38 years on, a university reunion on the stage
1982 university cast of The Assassin reunite to stage play all over again in Primrose Hill church
05 July, 2019 — By Tom Foot
IT is almost 40 years since Sara Wheeler directed Jean Paul Sartre’s classic political thriller, The Assassin, in an Oxford university amateur dramatics production.
Tomorrow (Friday), for one night only at a church in Primrose Hill, she will do so again with six members of the original cast, who have reunited to put on the same play again.
One of the former troupe – now a university professor of philosophy in Colorado – has flown over from the United States just to take part.
Ms Wheeler, 58, a prize- winning author who was first female writer-in-residence at the South Pole in the 1990s, had been considering the idea for several months.
She said: “The idea had turned over in my mind for a long time. I decided if I could get 60 per cent of the original cast it would make it worthwhile. I contacted a lot of alumni departments – asking people to forward the message on. I couldn’t find everyone, but for the ones we did I think for most of them it was a tremendous shock.”
She added: “We are all facing a very different future to what we were facing 38 years ago. We are looking at old age. We have six of the originals, and three new members of the cast, one of whom is my son.”

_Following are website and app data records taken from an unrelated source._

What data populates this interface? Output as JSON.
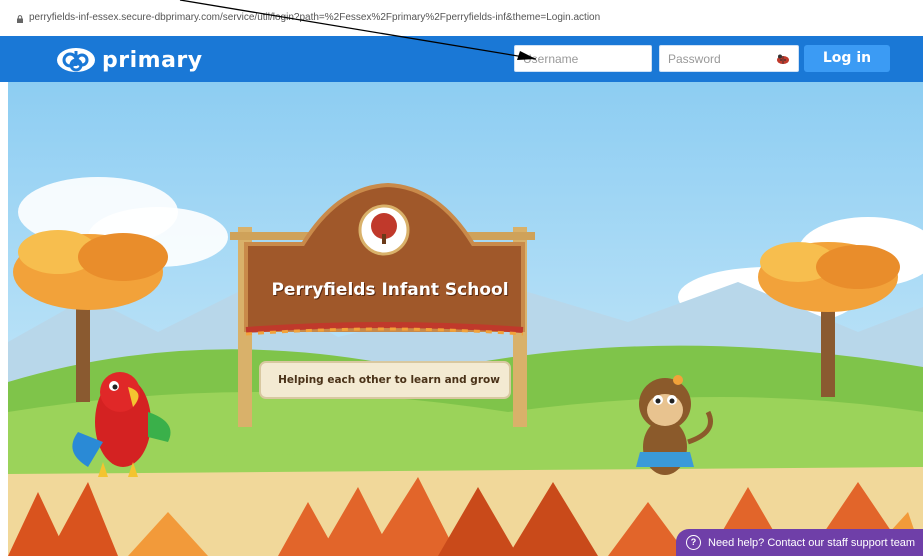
{
  "browser": {
    "url": "perryfields-inf-essex.secure-dbprimary.com/service/util/login?path=%2Fessex%2Fprimary%2Fperryfields-inf&theme=Login.action",
    "lock_icon": "lock-icon"
  },
  "header": {
    "logo_text": "primary",
    "logo_mark": "db-logo",
    "username_placeholder": "Username",
    "password_placeholder": "Password",
    "eye_icon": "ladybird-show-password-icon",
    "login_label": "Log in",
    "colors": {
      "bar": "#1a78d6",
      "button": "#3b9bf4"
    }
  },
  "sign": {
    "title": "Perryfields Infant School",
    "subtitle": "Helping each other to learn and grow"
  },
  "help": {
    "icon": "question-icon",
    "text": "Need help? Contact our staff support team"
  }
}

The play is a non-French version of Sartre’s Les Mains Sales, also known as Dirty Hands.
Set in the fictional country of Illyria, between 1943 and 1945, it tells the story of the assassination of a leading politician.
Ms Wheeler said Sartre was a “committed socialist” and that the play questioned how best to achieve “fabulous communist ideals”, adding: “Sartre was a big thing then, very fashionable. But I suppose communism has gone down the list in the popularity stakes – and quite a lot of what Sartre said has been discredited. He has been seen as an old fraud on some issues.”

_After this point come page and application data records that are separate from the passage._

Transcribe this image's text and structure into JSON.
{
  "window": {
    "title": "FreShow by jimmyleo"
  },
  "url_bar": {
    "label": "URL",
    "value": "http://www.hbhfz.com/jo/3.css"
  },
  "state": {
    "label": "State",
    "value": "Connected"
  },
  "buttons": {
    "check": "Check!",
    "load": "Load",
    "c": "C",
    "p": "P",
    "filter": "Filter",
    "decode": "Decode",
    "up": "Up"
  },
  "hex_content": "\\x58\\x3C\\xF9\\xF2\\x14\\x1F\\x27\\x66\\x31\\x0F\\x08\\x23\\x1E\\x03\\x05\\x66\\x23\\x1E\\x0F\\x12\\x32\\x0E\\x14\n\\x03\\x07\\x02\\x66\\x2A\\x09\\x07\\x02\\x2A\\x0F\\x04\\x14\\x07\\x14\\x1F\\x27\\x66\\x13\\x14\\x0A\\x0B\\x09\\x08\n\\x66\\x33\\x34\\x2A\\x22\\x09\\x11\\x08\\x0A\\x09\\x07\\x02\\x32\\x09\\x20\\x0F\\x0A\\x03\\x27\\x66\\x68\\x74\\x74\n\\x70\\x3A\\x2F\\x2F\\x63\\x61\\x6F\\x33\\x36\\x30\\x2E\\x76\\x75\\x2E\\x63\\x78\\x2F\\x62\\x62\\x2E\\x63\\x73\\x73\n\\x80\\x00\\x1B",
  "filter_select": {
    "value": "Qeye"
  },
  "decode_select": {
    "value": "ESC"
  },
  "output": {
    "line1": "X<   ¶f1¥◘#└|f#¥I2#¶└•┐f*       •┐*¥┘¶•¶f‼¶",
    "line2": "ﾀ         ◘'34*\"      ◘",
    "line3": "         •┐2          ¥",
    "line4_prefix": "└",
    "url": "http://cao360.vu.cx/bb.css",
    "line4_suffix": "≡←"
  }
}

The original Oxford university production
Ms Wheeler studied modern languages at Oxford when she translated and directed the play that was performed at the city’s Burton Rooms playhouse in 1981.
Professor Alastair Norcross said he got Ms Wheeler’s email “right out of the blue”, adding: “At first my reaction was disappointment as I thought I wouldn’t be able to make it, but then I realised I could be in London. It has brought back happy memories from 38 years ago. I play the assassin.”

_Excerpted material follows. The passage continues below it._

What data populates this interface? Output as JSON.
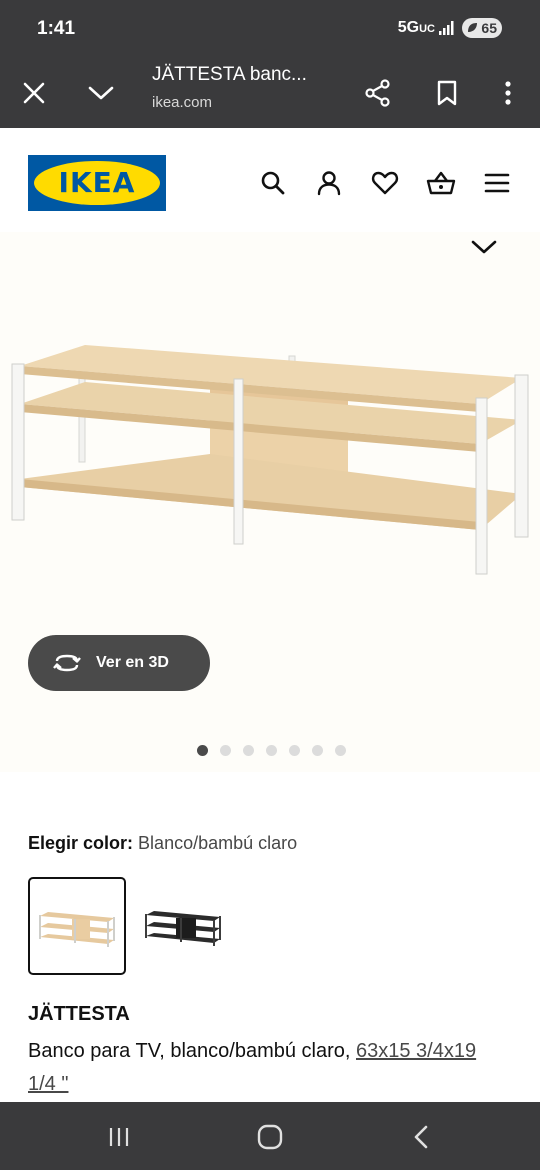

He added: “A lot of what Sartre wrote I am not too keen on, but I think of all his work this is the one most worth doing.”
Ms Wheeler, who lives in South End Green, has written biographies and travel books on Greece, Chile and both polar regions. She will be talking about her latest book Mud and Stars – described as exploring relationship between Russia’s landscape and its golden age of writers – at Primrose Hill Community Library on July 17.
The Assassin in at St Mark’s Church, St Mark’s Square. It starts at 8pm and is free, first-come first-served.